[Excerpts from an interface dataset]

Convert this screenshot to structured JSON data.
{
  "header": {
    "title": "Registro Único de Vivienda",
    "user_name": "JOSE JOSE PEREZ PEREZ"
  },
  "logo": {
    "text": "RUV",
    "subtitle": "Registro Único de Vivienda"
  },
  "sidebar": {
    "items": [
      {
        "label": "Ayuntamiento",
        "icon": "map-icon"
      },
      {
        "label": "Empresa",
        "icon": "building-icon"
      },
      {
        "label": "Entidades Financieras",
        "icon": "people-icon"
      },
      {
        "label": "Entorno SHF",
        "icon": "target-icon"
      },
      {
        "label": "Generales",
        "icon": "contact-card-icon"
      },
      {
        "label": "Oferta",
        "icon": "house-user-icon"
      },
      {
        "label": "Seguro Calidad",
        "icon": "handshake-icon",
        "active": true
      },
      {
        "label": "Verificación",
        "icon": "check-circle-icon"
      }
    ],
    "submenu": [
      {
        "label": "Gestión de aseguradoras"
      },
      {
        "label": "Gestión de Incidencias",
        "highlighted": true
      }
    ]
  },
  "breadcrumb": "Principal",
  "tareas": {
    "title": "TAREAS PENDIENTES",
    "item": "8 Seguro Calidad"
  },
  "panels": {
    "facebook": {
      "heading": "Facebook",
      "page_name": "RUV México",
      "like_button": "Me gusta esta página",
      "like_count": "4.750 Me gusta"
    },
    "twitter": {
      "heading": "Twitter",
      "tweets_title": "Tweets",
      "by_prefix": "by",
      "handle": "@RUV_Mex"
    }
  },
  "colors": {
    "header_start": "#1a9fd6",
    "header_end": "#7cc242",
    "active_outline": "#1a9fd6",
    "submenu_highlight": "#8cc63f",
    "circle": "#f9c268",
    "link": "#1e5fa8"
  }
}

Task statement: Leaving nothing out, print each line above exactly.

Completed task:
Convert this screenshot to structured JSON data.
{
  "header": {
    "title": "Registro Único de Vivienda",
    "user_name": "JOSE JOSE PEREZ PEREZ"
  },
  "logo": {
    "text": "RUV",
    "subtitle": "Registro Único de Vivienda"
  },
  "sidebar": {
    "items": [
      {
        "label": "Ayuntamiento",
        "icon": "map-icon"
      },
      {
        "label": "Empresa",
        "icon": "building-icon"
      },
      {
        "label": "Entidades Financieras",
        "icon": "people-icon"
      },
      {
        "label": "Entorno SHF",
        "icon": "target-icon"
      },
      {
        "label": "Generales",
        "icon": "contact-card-icon"
      },
      {
        "label": "Oferta",
        "icon": "house-user-icon"
      },
      {
        "label": "Seguro Calidad",
        "icon": "handshake-icon",
        "active": true
      },
      {
        "label": "Verificación",
        "icon": "check-circle-icon"
      }
    ],
    "submenu": [
      {
        "label": "Gestión de aseguradoras"
      },
      {
        "label": "Gestión de Incidencias",
        "highlighted": true
      }
    ]
  },
  "breadcrumb": "Principal",
  "tareas": {
    "title": "TAREAS PENDIENTES",
    "item": "8 Seguro Calidad"
  },
  "panels": {
    "facebook": {
      "heading": "Facebook",
      "page_name": "RUV México",
      "like_button": "Me gusta esta página",
      "like_count": "4.750 Me gusta"
    },
    "twitter": {
      "heading": "Twitter",
      "tweets_title": "Tweets",
      "by_prefix": "by",
      "handle": "@RUV_Mex"
    }
  },
  "colors": {
    "header_start": "#1a9fd6",
    "header_end": "#7cc242",
    "active_outline": "#1a9fd6",
    "submenu_highlight": "#8cc63f",
    "circle": "#f9c268",
    "link": "#1e5fa8"
  }
}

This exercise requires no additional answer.